Assignment
Return the records that follow, matching each one exactly.

Interface dataset entries:
────────────────────

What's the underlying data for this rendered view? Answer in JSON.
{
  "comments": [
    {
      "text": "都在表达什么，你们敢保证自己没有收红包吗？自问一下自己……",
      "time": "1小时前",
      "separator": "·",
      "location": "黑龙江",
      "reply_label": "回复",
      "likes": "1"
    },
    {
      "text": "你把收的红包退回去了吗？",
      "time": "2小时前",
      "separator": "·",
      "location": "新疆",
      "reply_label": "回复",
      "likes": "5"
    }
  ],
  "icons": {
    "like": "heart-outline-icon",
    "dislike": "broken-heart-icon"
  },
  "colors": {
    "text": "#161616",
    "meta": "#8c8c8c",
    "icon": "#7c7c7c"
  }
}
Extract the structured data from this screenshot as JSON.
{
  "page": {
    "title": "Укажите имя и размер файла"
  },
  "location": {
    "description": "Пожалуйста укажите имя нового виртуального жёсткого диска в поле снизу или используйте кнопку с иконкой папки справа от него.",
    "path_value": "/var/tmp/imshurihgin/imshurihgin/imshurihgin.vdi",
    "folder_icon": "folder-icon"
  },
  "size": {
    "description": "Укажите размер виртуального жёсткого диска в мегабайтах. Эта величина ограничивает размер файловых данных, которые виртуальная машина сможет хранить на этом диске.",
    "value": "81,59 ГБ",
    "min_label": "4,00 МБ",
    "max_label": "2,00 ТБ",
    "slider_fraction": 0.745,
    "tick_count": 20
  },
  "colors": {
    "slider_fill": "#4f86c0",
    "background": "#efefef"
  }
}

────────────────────

Output
What's the underlying data for this rendered view? Answer in JSON.
{
  "comments": [
    {
      "text": "都在表达什么，你们敢保证自己没有收红包吗？自问一下自己……",
      "time": "1小时前",
      "separator": "·",
      "location": "黑龙江",
      "reply_label": "回复",
      "likes": "1"
    },
    {
      "text": "你把收的红包退回去了吗？",
      "time": "2小时前",
      "separator": "·",
      "location": "新疆",
      "reply_label": "回复",
      "likes": "5"
    }
  ],
  "icons": {
    "like": "heart-outline-icon",
    "dislike": "broken-heart-icon"
  },
  "colors": {
    "text": "#161616",
    "meta": "#8c8c8c",
    "icon": "#7c7c7c"
  }
}
Extract the structured data from this screenshot as JSON.
{
  "page": {
    "title": "Укажите имя и размер файла"
  },
  "location": {
    "description": "Пожалуйста укажите имя нового виртуального жёсткого диска в поле снизу или используйте кнопку с иконкой папки справа от него.",
    "path_value": "/var/tmp/imshurihgin/imshurihgin/imshurihgin.vdi",
    "folder_icon": "folder-icon"
  },
  "size": {
    "description": "Укажите размер виртуального жёсткого диска в мегабайтах. Эта величина ограничивает размер файловых данных, которые виртуальная машина сможет хранить на этом диске.",
    "value": "81,59 ГБ",
    "min_label": "4,00 МБ",
    "max_label": "2,00 ТБ",
    "slider_fraction": 0.745,
    "tick_count": 20
  },
  "colors": {
    "slider_fill": "#4f86c0",
    "background": "#efefef"
  }
}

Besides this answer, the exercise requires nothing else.